Nagel on Freedom
Because we’re always acting from within our circumstances (motivated by subjective inclination and external causation) true freedom, a freedom for the higher objective self-being, is elusive. However, by choosing new motivations based on more external-objective views, we can eliminate some of our biases and move to a sphere of closer freedom.
Of course, when we externalize and act based on the motivations of a temporal-neutral self, we still have a master — and when we externalize beyond our selves and act based on universal rules, again, we still have a master. The difference might be that once we structure these other selves and the motivations they implicate, it becomes possible to choose our master — choosing the present over the prudent, choosing the universal over the local —
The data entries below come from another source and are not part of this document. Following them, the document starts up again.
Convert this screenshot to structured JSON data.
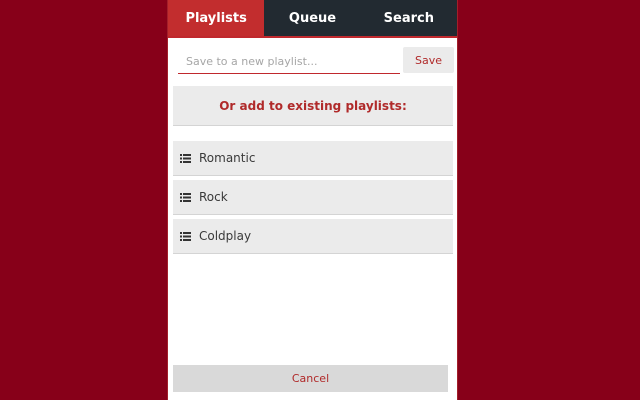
{
  "tabs": [
    {
      "label": "Playlists",
      "active": true
    },
    {
      "label": "Queue",
      "active": false
    },
    {
      "label": "Search",
      "active": false
    }
  ],
  "save": {
    "placeholder": "Save to a new playlist...",
    "value": "",
    "button_label": "Save"
  },
  "existing_header": "Or add to existing playlists:",
  "playlists": [
    {
      "label": "Romantic",
      "icon": "list-icon"
    },
    {
      "label": "Rock",
      "icon": "list-icon"
    },
    {
      "label": "Coldplay",
      "icon": "list-icon"
    }
  ],
  "cancel_label": "Cancel",
  "colors": {
    "background": "#870019",
    "accent": "#c22d2e",
    "tab_bar": "#222a31",
    "accent_text": "#b02a2a"
  }
}
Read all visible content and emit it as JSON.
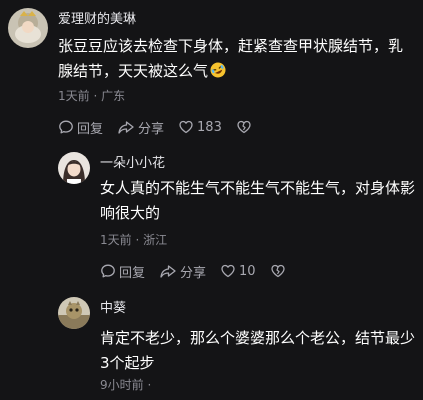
{
  "comments": [
    {
      "username": "爱理财的美琳",
      "content": "张豆豆应该去检查下身体，赶紧查查甲状腺结节，乳腺结节，天天被这么气",
      "emoji": "rofl-emoji",
      "time": "1天前",
      "separator": "·",
      "location": "广东",
      "reply_label": "回复",
      "share_label": "分享",
      "like_count": "183"
    },
    {
      "username": "一朵小小花",
      "content": "女人真的不能生气不能生气不能生气，对身体影响很大的",
      "time": "1天前",
      "separator": "·",
      "location": "浙江",
      "reply_label": "回复",
      "share_label": "分享",
      "like_count": "10"
    },
    {
      "username": "中葵",
      "content": "肯定不老少，那么个婆婆那么个老公，结节最少3个起步",
      "time": "9小时前",
      "separator": "·"
    }
  ],
  "colors": {
    "background": "#141416",
    "meta_text": "#8a8a92",
    "action_text": "#a8a8b0"
  }
}
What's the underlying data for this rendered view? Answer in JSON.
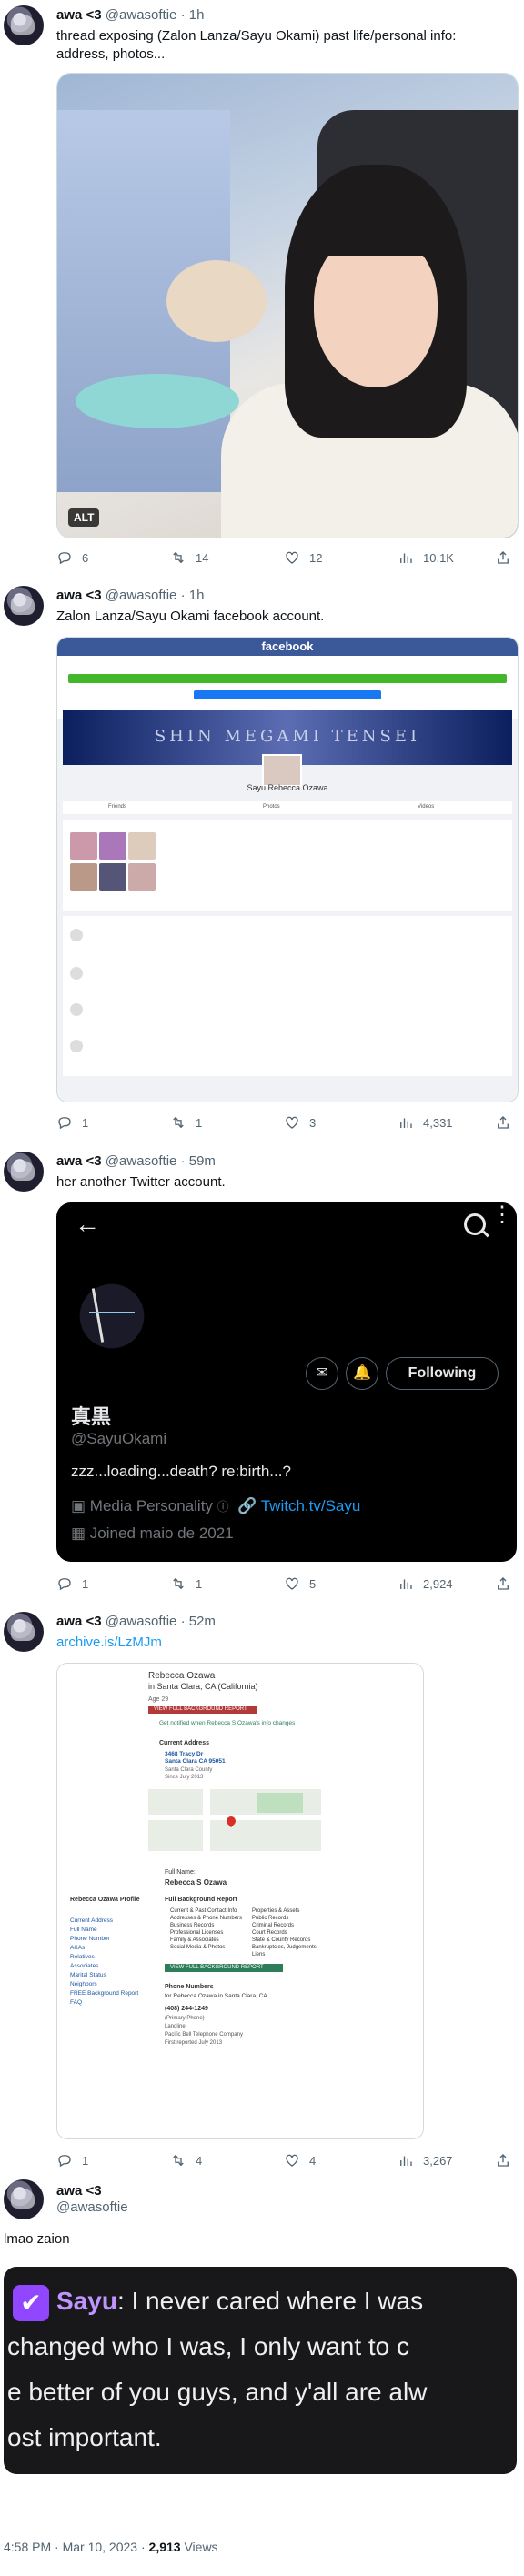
{
  "tweets": [
    {
      "name": "awa <3",
      "handle": "@awasoftie",
      "time": "1h",
      "text": "thread exposing (Zalon Lanza/Sayu Okami)  past life/personal info: address, photos...",
      "alt_badge": "ALT",
      "replies": "6",
      "retweets": "14",
      "likes": "12",
      "views": "10.1K"
    },
    {
      "name": "awa <3",
      "handle": "@awasoftie",
      "time": "1h",
      "text": "Zalon Lanza/Sayu Okami facebook account.",
      "replies": "1",
      "retweets": "1",
      "likes": "3",
      "views": "4,331"
    },
    {
      "name": "awa <3",
      "handle": "@awasoftie",
      "time": "59m",
      "text": "her another Twitter account.",
      "replies": "1",
      "retweets": "1",
      "likes": "5",
      "views": "2,924"
    },
    {
      "name": "awa <3",
      "handle": "@awasoftie",
      "time": "52m",
      "text": "archive.is/LzMJm",
      "replies": "1",
      "retweets": "4",
      "likes": "4",
      "views": "3,267"
    },
    {
      "name": "awa <3",
      "handle": "@awasoftie",
      "text": "lmao zaion"
    }
  ],
  "facebook_shot": {
    "brand": "facebook",
    "banner": "SHIN MEGAMI TENSEI",
    "profile_name": "Sayu Rebecca Ozawa",
    "tabs": [
      "Friends",
      "Photos",
      "Videos"
    ]
  },
  "twitter_profile": {
    "display_name": "真黒",
    "handle": "@SayuOkami",
    "bio": "zzz...loading...death? re:birth...?",
    "category": "Media Personality",
    "link": "Twitch.tv/Sayu",
    "joined": "Joined maio de 2021",
    "follow_button": "Following"
  },
  "archive_shot": {
    "name": "Rebecca Ozawa",
    "location": "in Santa Clara, CA (California)",
    "age": "Age 29",
    "view_report": "VIEW FULL BACKGROUND REPORT",
    "notify": "Get notified when Rebecca S Ozawa's info changes",
    "current_address_label": "Current Address",
    "address": "3468 Tracy Dr",
    "city": "Santa Clara CA 95051",
    "county": "Santa Clara County",
    "since": "Since July 2013",
    "full_name_label": "Full Name:",
    "full_name": "Rebecca S Ozawa",
    "report_label": "Full Background Report",
    "report_items_left": [
      "Current & Past Contact Info",
      "Addresses & Phone Numbers",
      "Business Records",
      "Professional Licenses",
      "Family & Associates",
      "Social Media & Photos"
    ],
    "report_items_right": [
      "Properties & Assets",
      "Public Records",
      "Criminal Records",
      "Court Records",
      "State & County Records",
      "Bankruptcies, Judgements, Liens"
    ],
    "sidebar_title": "Rebecca Ozawa Profile",
    "sidebar_links": [
      "Current Address",
      "Full Name",
      "Phone Number",
      "AKAs",
      "Relatives",
      "Associates",
      "Marital Status",
      "Neighbors",
      "FREE Background Report",
      "FAQ"
    ],
    "phone_label": "Phone Numbers",
    "phone_for": "for Rebecca Ozawa in Santa Clara, CA",
    "phone": "(408) 244-1249",
    "phone_type": "(Primary Phone)",
    "phone_line": "Landline",
    "carrier": "Pacific Bell Telephone Company",
    "reported": "First reported July 2013"
  },
  "clip": {
    "speaker": "Sayu",
    "line1": ": I never cared where I was",
    "line2": "changed who I was, I only want to c",
    "line3": "e better of you guys, and y'all are alw",
    "line4": "ost important."
  },
  "footer": {
    "timestamp": "4:58 PM · Mar 10, 2023 · ",
    "views_count": "2,913",
    "views_label": " Views"
  },
  "colors": {
    "link": "#1d9bf0",
    "text": "#0f1419",
    "grey": "#536471",
    "twitch_purple": "#bf94ff"
  }
}
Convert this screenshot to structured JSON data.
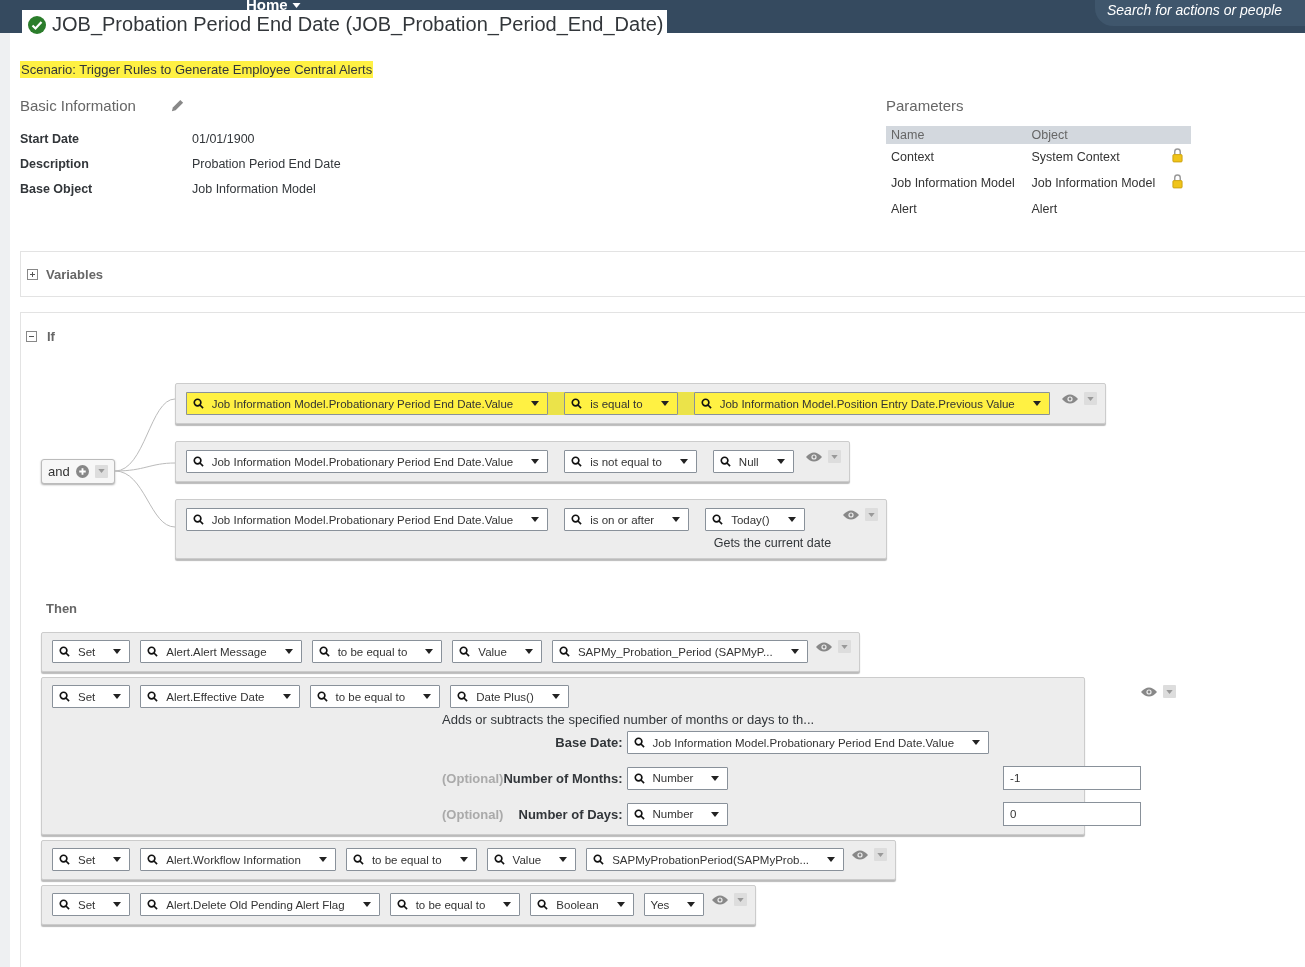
{
  "header": {
    "nav_label": "Home",
    "search_placeholder": "Search for actions or people"
  },
  "title": {
    "text": "JOB_Probation Period End Date (JOB_Probation_Period_End_Date)"
  },
  "scenario": "Scenario: Trigger Rules to Generate Employee Central Alerts",
  "basic_info": {
    "title": "Basic Information",
    "fields": [
      {
        "label": "Start Date",
        "value": "01/01/1900"
      },
      {
        "label": "Description",
        "value": "Probation Period End Date"
      },
      {
        "label": "Base Object",
        "value": "Job Information Model"
      }
    ]
  },
  "parameters": {
    "title": "Parameters",
    "columns": [
      "Name",
      "Object"
    ],
    "rows": [
      {
        "name": "Context",
        "object": "System Context",
        "locked": true
      },
      {
        "name": "Job Information Model",
        "object": "Job Information Model",
        "locked": true
      },
      {
        "name": "Alert",
        "object": "Alert",
        "locked": false
      }
    ]
  },
  "variables": {
    "label": "Variables",
    "expanded": false
  },
  "if_section": {
    "label": "If",
    "expanded": true
  },
  "conditions": {
    "operator": "and",
    "rows": [
      {
        "highlighted": true,
        "fields": [
          {
            "text": "Job Information Model.Probationary Period End Date.Value",
            "search": true
          },
          {
            "text": "is equal to",
            "search": true
          },
          {
            "text": "Job Information Model.Position Entry Date.Previous Value",
            "search": true
          }
        ]
      },
      {
        "highlighted": false,
        "fields": [
          {
            "text": "Job Information Model.Probationary Period End Date.Value",
            "search": true
          },
          {
            "text": "is not equal to",
            "search": true
          },
          {
            "text": "Null",
            "search": true
          }
        ]
      },
      {
        "highlighted": false,
        "fields": [
          {
            "text": "Job Information Model.Probationary Period End Date.Value",
            "search": true
          },
          {
            "text": "is on or after",
            "search": true
          },
          {
            "text": "Today()",
            "search": true
          }
        ],
        "hint": "Gets the current date"
      }
    ]
  },
  "then_label": "Then",
  "actions": [
    {
      "fields": [
        {
          "text": "Set",
          "search": true
        },
        {
          "text": "Alert.Alert Message",
          "search": true
        },
        {
          "text": "to be equal to",
          "search": true
        },
        {
          "text": "Value",
          "search": true
        },
        {
          "text": "SAPMy_Probation_Period (SAPMyP...",
          "search": true
        }
      ]
    },
    {
      "fields": [
        {
          "text": "Set",
          "search": true
        },
        {
          "text": "Alert.Effective Date",
          "search": true
        },
        {
          "text": "to be equal to",
          "search": true
        },
        {
          "text": "Date Plus()",
          "search": true
        }
      ],
      "description": "Adds or subtracts the specified number of months or days to th...",
      "params": [
        {
          "label": "Base Date:",
          "field": {
            "text": "Job Information Model.Probationary Period End Date.Value",
            "search": true
          }
        },
        {
          "optional": "(Optional)",
          "label": "Number of Months:",
          "field": {
            "text": "Number",
            "search": true
          },
          "value": "-1"
        },
        {
          "optional": "(Optional)",
          "label": "Number of Days:",
          "field": {
            "text": "Number",
            "search": true
          },
          "value": "0"
        }
      ]
    },
    {
      "fields": [
        {
          "text": "Set",
          "search": true
        },
        {
          "text": "Alert.Workflow Information",
          "search": true
        },
        {
          "text": "to be equal to",
          "search": true
        },
        {
          "text": "Value",
          "search": true
        },
        {
          "text": "SAPMyProbationPeriod(SAPMyProb...",
          "search": true
        }
      ]
    },
    {
      "fields": [
        {
          "text": "Set",
          "search": true
        },
        {
          "text": "Alert.Delete Old Pending Alert Flag",
          "search": true
        },
        {
          "text": "to be equal to",
          "search": true
        },
        {
          "text": "Boolean",
          "search": true
        },
        {
          "text": "Yes",
          "search": false
        }
      ]
    }
  ]
}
That choice, then, to know that cigarettes are bad and decide to smoke anyway (or to decide not to smoke) is a free one to extent that it is fairly well-informed.